═══ Stored data
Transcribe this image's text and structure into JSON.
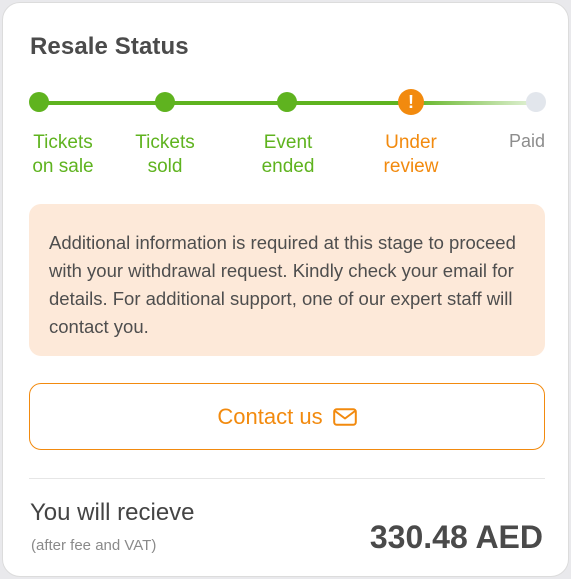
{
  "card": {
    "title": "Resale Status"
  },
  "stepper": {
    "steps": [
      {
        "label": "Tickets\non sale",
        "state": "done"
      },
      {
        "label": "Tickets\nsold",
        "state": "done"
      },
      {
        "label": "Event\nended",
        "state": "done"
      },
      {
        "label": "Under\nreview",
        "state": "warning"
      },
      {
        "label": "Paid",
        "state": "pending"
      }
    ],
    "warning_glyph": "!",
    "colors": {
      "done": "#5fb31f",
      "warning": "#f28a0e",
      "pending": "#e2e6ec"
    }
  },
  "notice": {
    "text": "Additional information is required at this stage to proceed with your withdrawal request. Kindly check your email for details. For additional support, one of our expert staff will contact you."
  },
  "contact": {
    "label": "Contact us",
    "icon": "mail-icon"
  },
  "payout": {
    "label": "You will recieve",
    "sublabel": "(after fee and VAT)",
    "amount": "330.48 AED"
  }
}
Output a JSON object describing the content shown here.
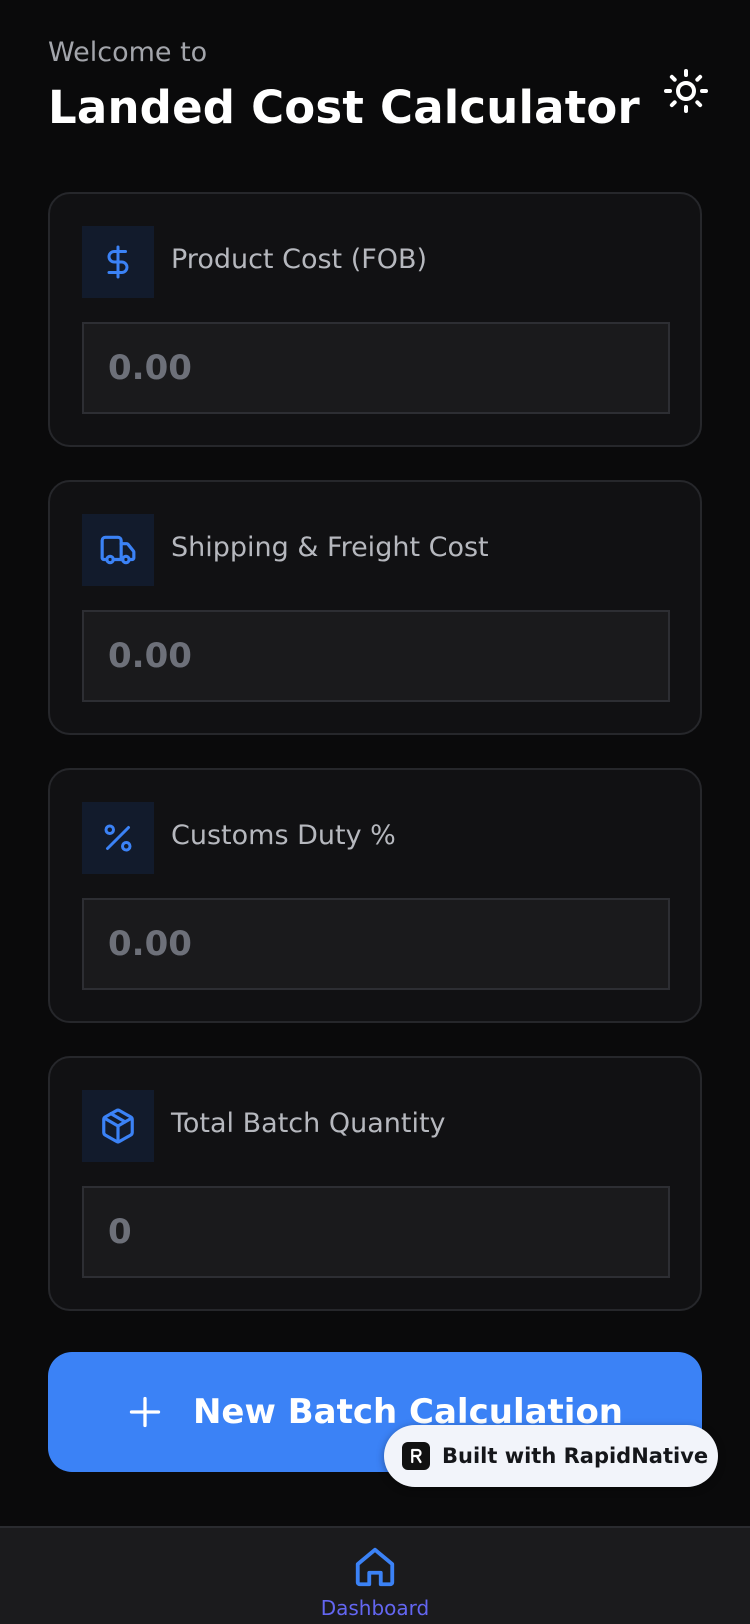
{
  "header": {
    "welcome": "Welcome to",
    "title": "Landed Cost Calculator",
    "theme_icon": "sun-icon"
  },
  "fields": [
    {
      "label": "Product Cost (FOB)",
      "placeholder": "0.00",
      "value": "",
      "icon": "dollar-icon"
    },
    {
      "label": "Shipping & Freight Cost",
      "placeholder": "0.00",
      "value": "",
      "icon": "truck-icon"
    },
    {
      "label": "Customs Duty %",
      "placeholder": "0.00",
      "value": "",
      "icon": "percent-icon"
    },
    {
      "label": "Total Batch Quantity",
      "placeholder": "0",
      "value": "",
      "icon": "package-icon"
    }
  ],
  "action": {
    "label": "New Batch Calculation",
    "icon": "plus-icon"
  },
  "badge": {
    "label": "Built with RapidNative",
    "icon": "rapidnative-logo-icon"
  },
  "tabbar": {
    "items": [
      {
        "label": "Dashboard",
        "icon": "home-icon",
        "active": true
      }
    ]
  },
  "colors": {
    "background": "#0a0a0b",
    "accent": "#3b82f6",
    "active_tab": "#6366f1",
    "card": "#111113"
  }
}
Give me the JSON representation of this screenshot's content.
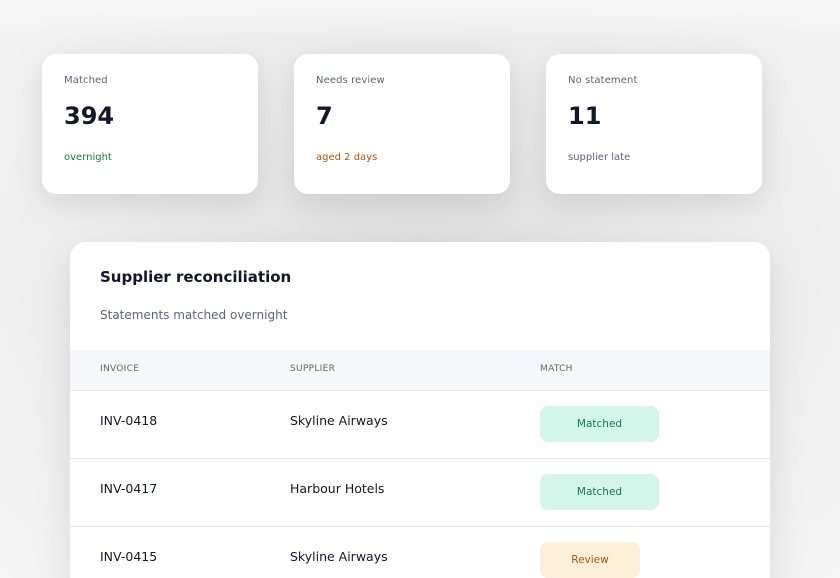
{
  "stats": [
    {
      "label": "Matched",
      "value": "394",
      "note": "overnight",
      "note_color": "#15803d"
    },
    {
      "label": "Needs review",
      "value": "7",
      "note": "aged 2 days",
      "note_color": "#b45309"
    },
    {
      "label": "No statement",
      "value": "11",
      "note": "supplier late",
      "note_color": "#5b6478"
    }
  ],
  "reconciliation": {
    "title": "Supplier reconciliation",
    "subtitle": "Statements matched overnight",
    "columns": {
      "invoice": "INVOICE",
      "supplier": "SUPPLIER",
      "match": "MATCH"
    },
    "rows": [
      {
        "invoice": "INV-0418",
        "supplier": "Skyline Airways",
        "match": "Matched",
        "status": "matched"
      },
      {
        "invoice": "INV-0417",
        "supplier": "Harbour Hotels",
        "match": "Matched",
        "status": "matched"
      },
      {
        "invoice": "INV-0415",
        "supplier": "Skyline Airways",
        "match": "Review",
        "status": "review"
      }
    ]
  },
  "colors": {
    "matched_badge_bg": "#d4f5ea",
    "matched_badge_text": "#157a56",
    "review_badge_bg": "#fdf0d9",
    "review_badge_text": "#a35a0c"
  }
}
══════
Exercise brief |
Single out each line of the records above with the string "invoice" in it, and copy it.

Answer to the problem |
      "invoice": "INVOICE",
        "invoice": "INV-0418",
        "invoice": "INV-0417",
        "invoice": "INV-0415",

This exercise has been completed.